'We will not sit down with Nicola Sturgeon'

In an exclusive interview, Ed Balls says he won't negotiate his first Budget with SNP MPs - even if Labour need their votes to secure its passage
VE Day 70th anniversary: How ordinary Britons celebrated the end of war in Europe

How ordinary Britons celebrated VE Day

Our perception of VE Day usually involves crowds of giddy Britons casting off the shackles of war with gay abandon. The truth was more nuanced
They came in with William Caxton's printing press, but typefaces still matter in the digital age

Typefaces still matter in the digital age

A new typeface once took years to create, now thousands are available at the click of a drop-down menu. So why do most of us still rely on the old classics, asks Meg Carter?
Discovery of 'missing link' between the two main life-forms on Earth could explain evolution of animals, say scientists

'Missing link' between Earth's two life-forms found

New microbial species tells us something about our dark past, say scientists
The Pan Am Experience is a 'flight' back to the 1970s that never takes off - at least, not literally

Pan Am Experience: A 'flight' back to the 70s

Tim Walker checks in and checks out a four-hour journey with a difference
Humans aren't alone in indulging in politics - it's everywhere in the animal world

Humans aren't alone in indulging in politics

Voting, mutual back-scratching, coups and charismatic leaders - it's everywhere in the animal world
Crisp sales are in decline - but this tasty trivia might tempt back the turncoats

Crisp sales are in decline

As a nation we're filling up on popcorn and pitta chips and forsaking their potato-based predecessors
Ronald McDonald the muse? Why Banksy, Ron English and Keith Coventry are lovin' Maccy D's

Ronald McDonald the muse

A new wave of artists is taking inspiration from the fast food chain
13 best picnic blankets

13 best picnic blankets

Dine al fresco without the grass stains and damp bottoms with something from our pick of picnic rugs
Barcelona 3 Bayern Munich 0 player ratings: Lionel Messi scores twice - but does he score highest in our ratings?

Barcelona vs Bayern Munich player ratings

Lionel Messi scores twice - but does he score highest in our ratings?
Martin Guptill: Explosive New Zealand batsman who sets the range for Kiwis' big guns

Explosive batsman who sets the range for Kiwis' big guns

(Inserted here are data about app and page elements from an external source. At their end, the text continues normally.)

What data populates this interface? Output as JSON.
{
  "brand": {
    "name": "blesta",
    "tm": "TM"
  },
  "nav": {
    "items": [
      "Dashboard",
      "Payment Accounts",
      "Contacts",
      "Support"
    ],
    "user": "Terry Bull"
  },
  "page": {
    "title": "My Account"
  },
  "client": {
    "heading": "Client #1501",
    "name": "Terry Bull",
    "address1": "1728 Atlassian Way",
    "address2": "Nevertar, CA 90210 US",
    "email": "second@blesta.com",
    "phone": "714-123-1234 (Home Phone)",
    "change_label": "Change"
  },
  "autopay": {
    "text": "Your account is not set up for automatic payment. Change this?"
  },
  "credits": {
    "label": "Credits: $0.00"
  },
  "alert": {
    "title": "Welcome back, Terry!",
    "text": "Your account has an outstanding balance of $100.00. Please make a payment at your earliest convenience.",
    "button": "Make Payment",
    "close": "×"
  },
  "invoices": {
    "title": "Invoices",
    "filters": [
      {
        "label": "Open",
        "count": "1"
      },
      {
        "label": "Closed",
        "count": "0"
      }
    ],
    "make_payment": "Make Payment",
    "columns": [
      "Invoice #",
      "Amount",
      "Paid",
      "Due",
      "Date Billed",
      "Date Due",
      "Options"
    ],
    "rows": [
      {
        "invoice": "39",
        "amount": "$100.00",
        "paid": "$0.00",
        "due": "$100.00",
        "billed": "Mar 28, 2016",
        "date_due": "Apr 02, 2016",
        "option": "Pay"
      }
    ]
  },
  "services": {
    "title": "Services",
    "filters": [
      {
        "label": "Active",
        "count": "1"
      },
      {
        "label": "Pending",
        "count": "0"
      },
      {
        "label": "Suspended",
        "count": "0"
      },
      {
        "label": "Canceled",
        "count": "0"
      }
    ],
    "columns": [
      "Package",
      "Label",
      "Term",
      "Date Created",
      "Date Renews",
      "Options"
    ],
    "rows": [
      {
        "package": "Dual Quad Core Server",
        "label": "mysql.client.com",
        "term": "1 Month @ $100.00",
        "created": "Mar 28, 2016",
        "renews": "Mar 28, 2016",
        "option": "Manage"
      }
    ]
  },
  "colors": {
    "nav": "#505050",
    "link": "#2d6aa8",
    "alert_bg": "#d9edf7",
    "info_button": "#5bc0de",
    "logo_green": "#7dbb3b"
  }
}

Martin Guptill has smashed early runs for Derbyshire and tells Richard Edwards to expect more from the 'freakish' Brendon McCullum and his buoyant team during their tour of England
General Election 2015: Ed Miliband's unlikely journey from hapless geek to heart-throb

Miliband's unlikely journey from hapless geek to heart-throb

He was meant to be Labour's biggest handicap - but has become almost an asset
General Election 2015: A guide to the smaller parties, from the the National Health Action Party to the Church of the Militant Elvis Party

On the margins

From Militant Elvis to Women's Equality: a guide to the underdogs standing in the election
Amr Darrag: Ex-Muslim Brotherhood minister in exile still believes Egypt's military regime can be replaced with 'moderate' Islamic rule

'This is the battle of young Egypt for the future of our country'

Ex-Muslim Brotherhood minister Amr Darrag still believes the opposition can rid Egypt of its military regime and replace it with 'moderate' Islamic rule, he tells Robert Fisk
Why patients must rely less on doctors: Improving our own health is the 'blockbuster drug of the century'

Why patients must rely less on doctors

Improving our own health is the 'blockbuster drug of the century'